- TASK DESCRIPTION
Only the pictures are to be left out; return the rest of the data exactly as it stands.

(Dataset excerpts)

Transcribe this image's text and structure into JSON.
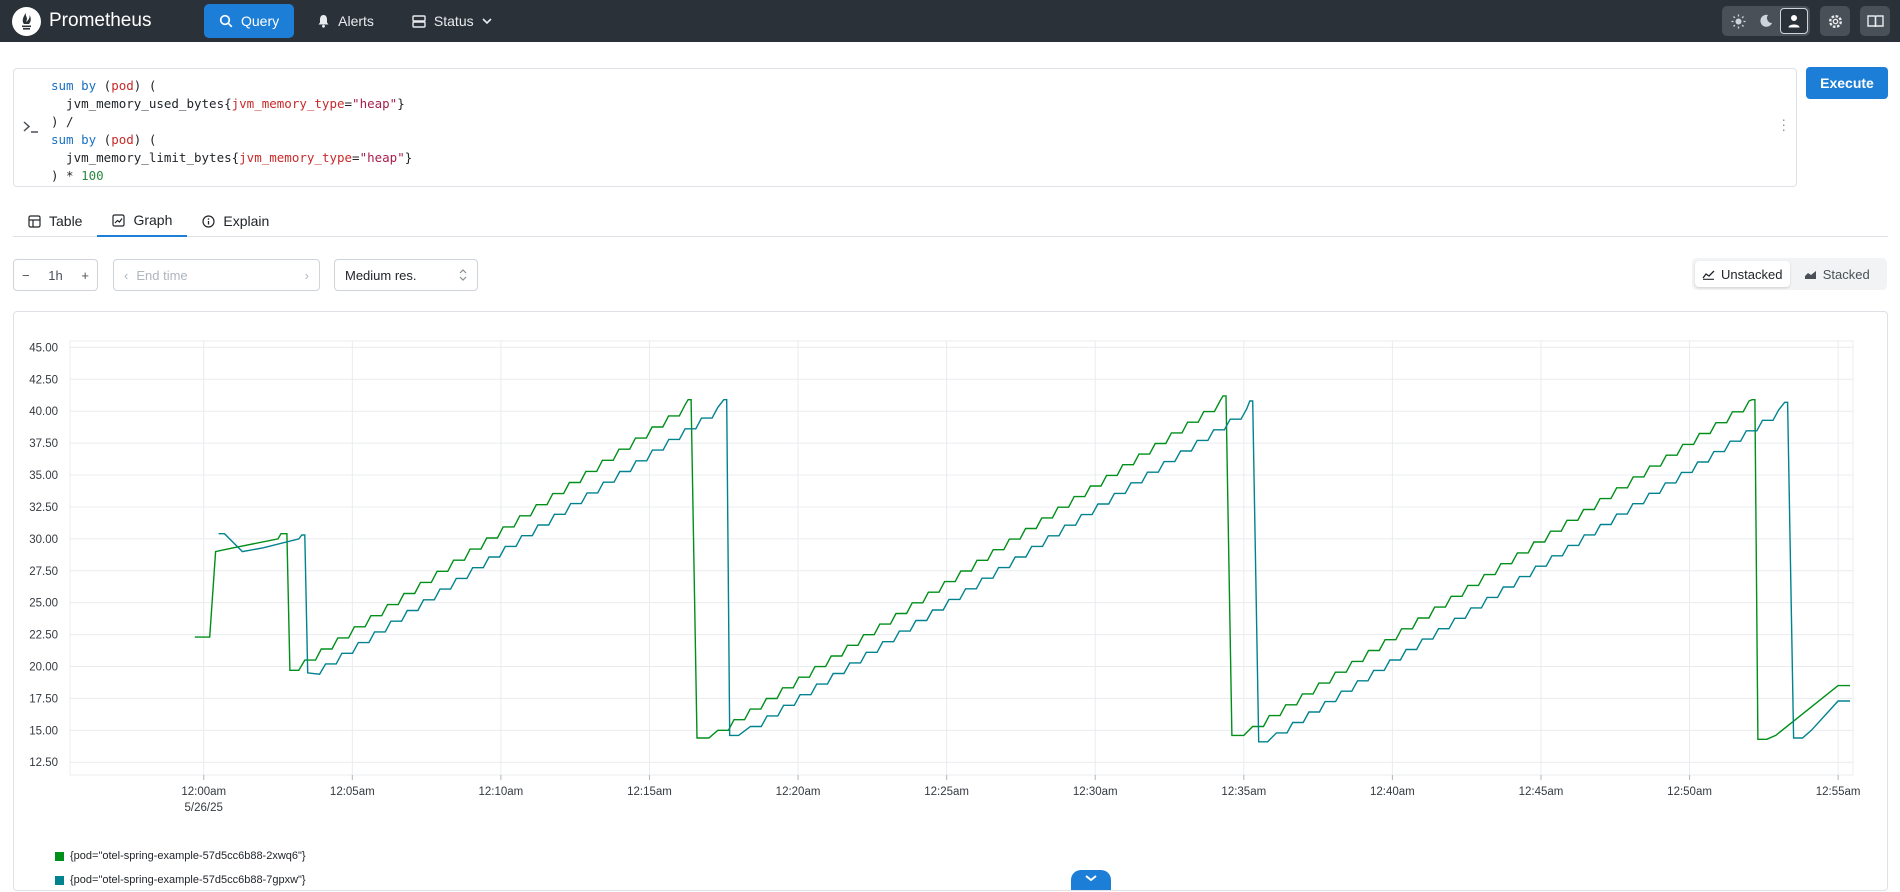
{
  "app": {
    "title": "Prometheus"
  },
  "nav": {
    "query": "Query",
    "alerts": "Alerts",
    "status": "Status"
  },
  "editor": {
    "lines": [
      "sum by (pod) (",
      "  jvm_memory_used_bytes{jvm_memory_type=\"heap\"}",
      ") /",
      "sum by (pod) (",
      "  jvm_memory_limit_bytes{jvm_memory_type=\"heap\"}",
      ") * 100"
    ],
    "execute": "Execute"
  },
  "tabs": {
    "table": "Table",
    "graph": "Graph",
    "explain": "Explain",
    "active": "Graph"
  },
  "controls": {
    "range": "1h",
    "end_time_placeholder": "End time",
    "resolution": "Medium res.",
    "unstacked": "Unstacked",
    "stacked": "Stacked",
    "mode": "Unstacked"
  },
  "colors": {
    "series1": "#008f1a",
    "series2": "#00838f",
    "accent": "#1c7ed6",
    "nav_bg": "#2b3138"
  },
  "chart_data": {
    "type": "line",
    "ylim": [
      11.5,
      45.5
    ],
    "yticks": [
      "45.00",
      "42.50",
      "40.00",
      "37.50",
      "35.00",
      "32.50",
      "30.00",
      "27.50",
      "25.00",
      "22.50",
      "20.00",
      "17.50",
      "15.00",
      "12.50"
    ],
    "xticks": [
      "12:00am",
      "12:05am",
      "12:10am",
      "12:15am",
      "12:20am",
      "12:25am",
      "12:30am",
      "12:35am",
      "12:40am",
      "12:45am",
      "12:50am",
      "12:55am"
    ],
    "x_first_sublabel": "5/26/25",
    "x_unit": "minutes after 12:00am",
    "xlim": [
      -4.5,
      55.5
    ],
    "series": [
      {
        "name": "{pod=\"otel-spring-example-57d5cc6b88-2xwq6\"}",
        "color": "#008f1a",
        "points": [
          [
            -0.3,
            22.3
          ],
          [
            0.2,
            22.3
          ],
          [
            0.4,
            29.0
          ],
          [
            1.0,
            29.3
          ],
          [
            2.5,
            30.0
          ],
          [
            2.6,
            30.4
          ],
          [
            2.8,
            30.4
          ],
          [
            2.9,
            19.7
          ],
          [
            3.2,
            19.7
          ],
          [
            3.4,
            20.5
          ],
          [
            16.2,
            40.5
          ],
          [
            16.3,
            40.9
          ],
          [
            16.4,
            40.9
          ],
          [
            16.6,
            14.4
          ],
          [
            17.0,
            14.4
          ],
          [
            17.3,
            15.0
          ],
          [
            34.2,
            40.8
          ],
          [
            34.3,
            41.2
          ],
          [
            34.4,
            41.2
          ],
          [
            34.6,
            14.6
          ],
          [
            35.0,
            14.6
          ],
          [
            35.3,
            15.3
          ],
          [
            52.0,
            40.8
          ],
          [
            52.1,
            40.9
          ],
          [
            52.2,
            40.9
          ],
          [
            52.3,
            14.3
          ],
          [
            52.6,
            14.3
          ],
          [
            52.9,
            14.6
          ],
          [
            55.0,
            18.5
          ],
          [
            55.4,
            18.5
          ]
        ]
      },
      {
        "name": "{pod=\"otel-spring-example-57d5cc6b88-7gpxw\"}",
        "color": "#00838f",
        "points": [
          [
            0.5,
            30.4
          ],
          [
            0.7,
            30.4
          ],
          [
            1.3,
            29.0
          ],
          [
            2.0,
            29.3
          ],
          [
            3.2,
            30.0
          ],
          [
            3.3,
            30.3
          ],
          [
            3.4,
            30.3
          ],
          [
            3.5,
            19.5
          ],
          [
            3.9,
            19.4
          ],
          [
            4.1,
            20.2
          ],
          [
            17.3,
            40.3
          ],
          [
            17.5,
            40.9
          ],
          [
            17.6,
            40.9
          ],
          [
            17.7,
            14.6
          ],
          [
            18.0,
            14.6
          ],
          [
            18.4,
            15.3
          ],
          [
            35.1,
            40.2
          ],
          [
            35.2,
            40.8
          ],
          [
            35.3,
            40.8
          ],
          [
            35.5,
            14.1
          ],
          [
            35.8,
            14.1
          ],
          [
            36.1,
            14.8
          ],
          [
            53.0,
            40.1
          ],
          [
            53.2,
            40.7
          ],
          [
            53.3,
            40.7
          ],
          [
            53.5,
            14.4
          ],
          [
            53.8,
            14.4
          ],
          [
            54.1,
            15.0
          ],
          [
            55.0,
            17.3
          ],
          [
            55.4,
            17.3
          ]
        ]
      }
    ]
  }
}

- ANSWER SECTION
Transcribe this image's text and structure into JSON.
{
  "app": {
    "title": "Prometheus"
  },
  "nav": {
    "query": "Query",
    "alerts": "Alerts",
    "status": "Status"
  },
  "editor": {
    "lines": [
      "sum by (pod) (",
      "  jvm_memory_used_bytes{jvm_memory_type=\"heap\"}",
      ") /",
      "sum by (pod) (",
      "  jvm_memory_limit_bytes{jvm_memory_type=\"heap\"}",
      ") * 100"
    ],
    "execute": "Execute"
  },
  "tabs": {
    "table": "Table",
    "graph": "Graph",
    "explain": "Explain",
    "active": "Graph"
  },
  "controls": {
    "range": "1h",
    "end_time_placeholder": "End time",
    "resolution": "Medium res.",
    "unstacked": "Unstacked",
    "stacked": "Stacked",
    "mode": "Unstacked"
  },
  "colors": {
    "series1": "#008f1a",
    "series2": "#00838f",
    "accent": "#1c7ed6",
    "nav_bg": "#2b3138"
  },
  "chart_data": {
    "type": "line",
    "ylim": [
      11.5,
      45.5
    ],
    "yticks": [
      "45.00",
      "42.50",
      "40.00",
      "37.50",
      "35.00",
      "32.50",
      "30.00",
      "27.50",
      "25.00",
      "22.50",
      "20.00",
      "17.50",
      "15.00",
      "12.50"
    ],
    "xticks": [
      "12:00am",
      "12:05am",
      "12:10am",
      "12:15am",
      "12:20am",
      "12:25am",
      "12:30am",
      "12:35am",
      "12:40am",
      "12:45am",
      "12:50am",
      "12:55am"
    ],
    "x_first_sublabel": "5/26/25",
    "x_unit": "minutes after 12:00am",
    "xlim": [
      -4.5,
      55.5
    ],
    "series": [
      {
        "name": "{pod=\"otel-spring-example-57d5cc6b88-2xwq6\"}",
        "color": "#008f1a",
        "points": [
          [
            -0.3,
            22.3
          ],
          [
            0.2,
            22.3
          ],
          [
            0.4,
            29.0
          ],
          [
            1.0,
            29.3
          ],
          [
            2.5,
            30.0
          ],
          [
            2.6,
            30.4
          ],
          [
            2.8,
            30.4
          ],
          [
            2.9,
            19.7
          ],
          [
            3.2,
            19.7
          ],
          [
            3.4,
            20.5
          ],
          [
            16.2,
            40.5
          ],
          [
            16.3,
            40.9
          ],
          [
            16.4,
            40.9
          ],
          [
            16.6,
            14.4
          ],
          [
            17.0,
            14.4
          ],
          [
            17.3,
            15.0
          ],
          [
            34.2,
            40.8
          ],
          [
            34.3,
            41.2
          ],
          [
            34.4,
            41.2
          ],
          [
            34.6,
            14.6
          ],
          [
            35.0,
            14.6
          ],
          [
            35.3,
            15.3
          ],
          [
            52.0,
            40.8
          ],
          [
            52.1,
            40.9
          ],
          [
            52.2,
            40.9
          ],
          [
            52.3,
            14.3
          ],
          [
            52.6,
            14.3
          ],
          [
            52.9,
            14.6
          ],
          [
            55.0,
            18.5
          ],
          [
            55.4,
            18.5
          ]
        ]
      },
      {
        "name": "{pod=\"otel-spring-example-57d5cc6b88-7gpxw\"}",
        "color": "#00838f",
        "points": [
          [
            0.5,
            30.4
          ],
          [
            0.7,
            30.4
          ],
          [
            1.3,
            29.0
          ],
          [
            2.0,
            29.3
          ],
          [
            3.2,
            30.0
          ],
          [
            3.3,
            30.3
          ],
          [
            3.4,
            30.3
          ],
          [
            3.5,
            19.5
          ],
          [
            3.9,
            19.4
          ],
          [
            4.1,
            20.2
          ],
          [
            17.3,
            40.3
          ],
          [
            17.5,
            40.9
          ],
          [
            17.6,
            40.9
          ],
          [
            17.7,
            14.6
          ],
          [
            18.0,
            14.6
          ],
          [
            18.4,
            15.3
          ],
          [
            35.1,
            40.2
          ],
          [
            35.2,
            40.8
          ],
          [
            35.3,
            40.8
          ],
          [
            35.5,
            14.1
          ],
          [
            35.8,
            14.1
          ],
          [
            36.1,
            14.8
          ],
          [
            53.0,
            40.1
          ],
          [
            53.2,
            40.7
          ],
          [
            53.3,
            40.7
          ],
          [
            53.5,
            14.4
          ],
          [
            53.8,
            14.4
          ],
          [
            54.1,
            15.0
          ],
          [
            55.0,
            17.3
          ],
          [
            55.4,
            17.3
          ]
        ]
      }
    ]
  }
}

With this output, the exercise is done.